Quick Answer: How Do I Keep Bugs From Eating My Apples?

What can I spray on citrus for bugs?

ScaleBonide® Citrus, Fruit & Nut Orchard Spray (Orange, Lemon, Lime)Bonide® All Seasons® Horticultural & Dormant Spray Oil.Bonide® Insecticidal Soap.Put a drop or two of dishwashing detergent in a spray bottle and fill with water and shake to make suds.

Spray every limb and leaf of the tree..

What can you spray on apple trees to keep bugs away?

Spray with a fungicide, such as lime sulfur or lime sulfur with oil, horticultural oil or neem oil, when the tips of the green leaves are approximately 1/2 inch long and again when pink flower buds appear. Continue spraying every 10 days as long as it is raining. Mix the fungicide according to the package directions.

What can you spray on fruit trees to keep bugs off?
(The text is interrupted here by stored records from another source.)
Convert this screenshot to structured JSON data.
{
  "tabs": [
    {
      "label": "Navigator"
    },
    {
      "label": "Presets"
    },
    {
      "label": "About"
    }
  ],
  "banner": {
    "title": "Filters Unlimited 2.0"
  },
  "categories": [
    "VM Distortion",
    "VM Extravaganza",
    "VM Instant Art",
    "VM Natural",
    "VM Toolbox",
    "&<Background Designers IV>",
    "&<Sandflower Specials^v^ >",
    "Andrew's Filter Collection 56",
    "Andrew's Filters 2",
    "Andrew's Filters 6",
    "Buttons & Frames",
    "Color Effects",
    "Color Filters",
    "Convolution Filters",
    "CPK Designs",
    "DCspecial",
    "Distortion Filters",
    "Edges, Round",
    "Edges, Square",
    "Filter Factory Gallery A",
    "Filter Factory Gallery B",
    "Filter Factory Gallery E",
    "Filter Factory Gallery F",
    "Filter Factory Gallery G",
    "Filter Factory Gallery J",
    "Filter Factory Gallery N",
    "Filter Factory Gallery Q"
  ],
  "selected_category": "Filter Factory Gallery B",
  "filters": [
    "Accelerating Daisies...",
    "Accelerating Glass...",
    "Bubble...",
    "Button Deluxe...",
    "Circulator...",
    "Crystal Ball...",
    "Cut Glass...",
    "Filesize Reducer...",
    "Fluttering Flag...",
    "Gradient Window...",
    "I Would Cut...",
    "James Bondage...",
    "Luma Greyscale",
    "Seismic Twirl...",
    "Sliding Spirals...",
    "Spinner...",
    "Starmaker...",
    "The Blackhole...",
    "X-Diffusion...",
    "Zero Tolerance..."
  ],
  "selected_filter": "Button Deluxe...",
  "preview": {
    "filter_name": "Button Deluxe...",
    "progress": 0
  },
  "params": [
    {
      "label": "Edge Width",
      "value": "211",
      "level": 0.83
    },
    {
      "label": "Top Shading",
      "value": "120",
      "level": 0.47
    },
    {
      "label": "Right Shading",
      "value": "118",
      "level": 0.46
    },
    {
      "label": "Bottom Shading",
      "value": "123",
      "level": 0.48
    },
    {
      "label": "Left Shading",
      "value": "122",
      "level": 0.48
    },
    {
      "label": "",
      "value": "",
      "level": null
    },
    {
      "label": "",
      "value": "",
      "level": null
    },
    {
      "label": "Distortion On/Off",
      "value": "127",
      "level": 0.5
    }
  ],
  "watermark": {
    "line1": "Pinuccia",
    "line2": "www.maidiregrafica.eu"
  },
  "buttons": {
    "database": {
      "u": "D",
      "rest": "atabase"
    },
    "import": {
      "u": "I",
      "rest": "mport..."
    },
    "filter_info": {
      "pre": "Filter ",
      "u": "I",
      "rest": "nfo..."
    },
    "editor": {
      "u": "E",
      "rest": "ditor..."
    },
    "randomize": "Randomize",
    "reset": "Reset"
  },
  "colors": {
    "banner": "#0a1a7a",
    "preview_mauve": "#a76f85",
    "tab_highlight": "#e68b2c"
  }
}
One of the best ways to make homemade fruit tree sprays is to use common household ingredients. First, mix one cup of vegetable oil with one gallon of water. Next, add a tablespoon of pure cinnamon oil to the water and vegetable oil. The vegetable oil will suffocate insects while the cinnamon will kill pests.

What bugs live in apples?

Apple & Crabapple InsectsAphids: Aphids are a fairly common problem on apples. … Mites: Twospotted spider mites (Tetranychus urticae) and European red mites (Panonychus ulmi) can be serious pests of apples. … Japanese Beetle: The Japanese beetle (Popillia japonica) adults feed on the leaves during June and July.More items…•

What pesticide is best for fruit trees?

For an organic insecticide, miticide, and fungicide: Use Neem Oil for vegetables, herbs, roses and other flowers, fruit trees, and berry plants. Can also be used as a dormant spray for overwintering pests.

What kind of animals eat apples?

Though apple cannot be fed as a staple diet for most animals, they are still enjoyed by most animals. Animals such are elk, bears, mice, rabbits, chimps, moose, raccoons, hamsters, pigs, horses, possums, etc. eat apples. Almost most of these animals eat apples in their natural habitat.

When Should I spray my apple trees for bugs?

Use insecticidal sprays during the growing season to protect fruit trees against insects. Apply insecticidal sprays at 2-week intervals from green tip until bloom, and from petal drop until harvest for general insect control.

Can I spray vinegar on fruit trees?

Ideally, you should be using vinegar to spray areas in and around the garden, not directly on your plants. Vinegar is also great for chasing fruit flies away from your fruit trees and plants. … Also, a bonus is that apple cider vinegar can help keep pesky rabbits, raccoons and pets away from your garden.

How do I protect my fruit trees from rodents?

You can add metal sheets or sturdy plastic to the trunks of your fruit trees, to help prevent rodents from climbing. Prune and Trim Branches: if your tree has droopy branches, rats may see this as a way to eat any fallen fruit while going unseen since the branches will inadvertently hide them.

Why do my apples have holes in them?

Most likely the “worms” in your apples are actually codling moth larvae. The codling moth is a common insect pest and apples are its preferred food, although pears and English walnuts can also be targets. … Burrowing codling moth larvae leave a brownish-red hole or “sting” at their point of entry.

What is the best pesticide for apple trees?

Fungicides & InsecticidesCaptan 50 WP and/or Spectracide’s Immunox. … Ortho Flower, Fruit and Vegetable Insect Killer. … Malathion insecticide has been around for years and was commonly used in the past on home fruit orchards. … Bonide Fruit Tree and Plant Guard.

Can you eat apples with worm holes?

If you can get past the ick-factor of finding an occasional worm, they are perfectly safe. Your best option is to slice the apples up, cut out the worm tunnels (every bit of them, because they contain worm droppings, ick) and feed the children those; they are fine to eat. …

What do apple maggots look like?

Slightly smaller than a housefly, adult apple maggots​ ​are 1/5 inch long and have conspicuous black bands — resembling a W — running across their transparent wings. The larvae (1/4 inch long) are white, tapered maggots that tunnel throughout the flesh of fruit.